The Englishman phoned me in the evening. ‘I love you so much. I can’t bear to be without you.’
I held the receiver close to my ear and listened to his breathing. My father had been home, eaten some raw herring and beetroot salad straight from the container and left again. I was glad to be alone. ‘Me too.’
‘Listen, I haven’t got much time to talk. But, I’ve got news.’
‘I’ve just bought a flight to Helsinki!’
I listened in stunned silence. The Englishman was coming to see me in February.
‘That means we’ll see each other…’
‘In just five weeks!’ the Englishman was jubilant. I could hear the laughter in his voice.
My father’s face fell when I told him the news the next day. ‘What, he’s coming here?’
‘I suppose we could go and stay with Mum in Stockholm.’
‘How did that woman manage to get a big enough place for you two to stay?’
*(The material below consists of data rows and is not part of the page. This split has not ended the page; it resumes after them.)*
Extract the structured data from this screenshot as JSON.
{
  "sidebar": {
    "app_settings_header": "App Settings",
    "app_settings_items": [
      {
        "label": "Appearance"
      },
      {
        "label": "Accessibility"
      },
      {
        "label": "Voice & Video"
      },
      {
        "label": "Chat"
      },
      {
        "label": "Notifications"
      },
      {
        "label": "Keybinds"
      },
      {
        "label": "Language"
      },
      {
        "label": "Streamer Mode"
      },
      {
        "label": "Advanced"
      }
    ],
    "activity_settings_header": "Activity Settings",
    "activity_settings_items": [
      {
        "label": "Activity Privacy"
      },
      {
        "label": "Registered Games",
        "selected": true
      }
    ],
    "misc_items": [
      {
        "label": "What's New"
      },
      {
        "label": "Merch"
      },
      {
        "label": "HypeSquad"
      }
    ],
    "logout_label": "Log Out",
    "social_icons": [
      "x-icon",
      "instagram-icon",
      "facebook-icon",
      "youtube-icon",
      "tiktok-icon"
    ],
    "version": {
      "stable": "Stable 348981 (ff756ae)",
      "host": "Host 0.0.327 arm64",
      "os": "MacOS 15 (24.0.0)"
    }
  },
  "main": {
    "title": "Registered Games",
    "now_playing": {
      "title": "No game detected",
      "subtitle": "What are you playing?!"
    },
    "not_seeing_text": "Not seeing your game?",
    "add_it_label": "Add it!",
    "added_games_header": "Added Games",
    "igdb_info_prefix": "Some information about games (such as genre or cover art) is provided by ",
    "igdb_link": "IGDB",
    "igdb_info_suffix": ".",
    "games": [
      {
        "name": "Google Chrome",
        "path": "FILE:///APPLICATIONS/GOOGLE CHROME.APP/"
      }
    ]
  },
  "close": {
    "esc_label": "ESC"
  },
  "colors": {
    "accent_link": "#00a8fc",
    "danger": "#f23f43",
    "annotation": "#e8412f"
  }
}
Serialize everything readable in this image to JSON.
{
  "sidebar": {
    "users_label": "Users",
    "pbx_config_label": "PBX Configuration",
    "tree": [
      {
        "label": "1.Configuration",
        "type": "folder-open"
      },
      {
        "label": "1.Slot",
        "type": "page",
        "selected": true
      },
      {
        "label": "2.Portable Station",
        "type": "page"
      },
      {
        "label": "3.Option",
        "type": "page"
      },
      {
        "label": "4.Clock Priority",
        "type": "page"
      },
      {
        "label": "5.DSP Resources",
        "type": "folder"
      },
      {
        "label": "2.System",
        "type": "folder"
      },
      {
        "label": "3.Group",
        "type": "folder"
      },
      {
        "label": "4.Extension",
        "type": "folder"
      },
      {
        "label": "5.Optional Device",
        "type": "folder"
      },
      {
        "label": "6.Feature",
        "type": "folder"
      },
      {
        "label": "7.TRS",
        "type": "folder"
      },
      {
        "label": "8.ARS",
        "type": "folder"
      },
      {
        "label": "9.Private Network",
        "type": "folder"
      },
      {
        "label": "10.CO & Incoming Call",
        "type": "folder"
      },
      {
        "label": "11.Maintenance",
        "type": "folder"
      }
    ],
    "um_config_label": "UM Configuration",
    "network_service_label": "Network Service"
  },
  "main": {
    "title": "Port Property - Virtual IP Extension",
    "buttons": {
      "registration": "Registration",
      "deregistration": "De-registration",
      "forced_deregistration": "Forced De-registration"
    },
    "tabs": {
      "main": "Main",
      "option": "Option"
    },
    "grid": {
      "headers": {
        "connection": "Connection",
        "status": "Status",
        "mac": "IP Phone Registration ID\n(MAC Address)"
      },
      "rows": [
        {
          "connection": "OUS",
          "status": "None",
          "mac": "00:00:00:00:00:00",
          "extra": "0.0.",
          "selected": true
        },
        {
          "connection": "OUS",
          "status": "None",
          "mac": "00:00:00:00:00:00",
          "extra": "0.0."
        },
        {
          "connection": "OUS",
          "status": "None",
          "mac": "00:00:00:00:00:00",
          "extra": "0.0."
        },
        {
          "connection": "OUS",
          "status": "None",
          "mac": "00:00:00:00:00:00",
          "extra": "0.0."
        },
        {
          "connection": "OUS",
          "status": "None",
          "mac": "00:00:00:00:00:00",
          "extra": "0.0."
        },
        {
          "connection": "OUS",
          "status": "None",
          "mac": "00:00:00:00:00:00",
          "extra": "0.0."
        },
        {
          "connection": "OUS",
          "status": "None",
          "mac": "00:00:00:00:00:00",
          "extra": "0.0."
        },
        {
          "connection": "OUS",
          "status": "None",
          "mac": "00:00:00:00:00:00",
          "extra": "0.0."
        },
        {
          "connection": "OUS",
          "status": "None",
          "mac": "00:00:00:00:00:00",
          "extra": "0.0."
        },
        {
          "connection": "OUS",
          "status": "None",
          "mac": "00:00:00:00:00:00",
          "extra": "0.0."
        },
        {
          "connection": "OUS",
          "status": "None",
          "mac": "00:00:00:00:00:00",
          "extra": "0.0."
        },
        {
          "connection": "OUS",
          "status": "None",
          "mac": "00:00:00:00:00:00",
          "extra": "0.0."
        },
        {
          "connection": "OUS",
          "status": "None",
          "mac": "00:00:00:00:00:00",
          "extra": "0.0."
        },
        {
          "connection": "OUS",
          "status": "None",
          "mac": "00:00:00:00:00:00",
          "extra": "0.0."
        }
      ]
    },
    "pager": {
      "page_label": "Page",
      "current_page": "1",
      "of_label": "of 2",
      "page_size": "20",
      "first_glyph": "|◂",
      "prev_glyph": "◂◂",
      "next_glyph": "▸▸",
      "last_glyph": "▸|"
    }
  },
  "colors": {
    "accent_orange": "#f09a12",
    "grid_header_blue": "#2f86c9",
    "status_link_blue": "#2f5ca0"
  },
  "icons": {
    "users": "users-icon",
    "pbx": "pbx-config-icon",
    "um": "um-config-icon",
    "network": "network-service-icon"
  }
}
I ignored my father. I wished I hadn’t mentioned my mother. We were sitting at the kitchen table, eating. I’d made him meat balls with a creamy sauce, boiled potatoes and courgettes. He looked at the green vegetables, ‘What’s this?’
‘It’s good for you.’
He reached out for the salt and sprinkled it liberally over the food. ‘Just like your mother, can’t season food.’
I looked down at my plate and sighed.
‘When is he coming then?’
Eventually my father agreed to stay at his girlfriend’s place for the week the Englishman would be in Helsinki. ‘But I want to meet him.’
I looked up at him. His pale blue eyes were serious. For a fleeting moment I could see my old father, the one who called me ‘His Best Girl’ and who took me to the park and who let me sit on his knee and stroke the soft flesh of his earlobe.
He got up from the table, leaving his plate with the uneaten courgette on it. He belched loudly. I looked away.
‘I’ll teach him how to drink vodka,’ he said and left the kitchen. I heard him sit down heavily in the TV room. ‘You tell that Englishman he’s not to bother coming to Finland unless he’s prepared to drink like a man,’ he shouted over the noise of the TV.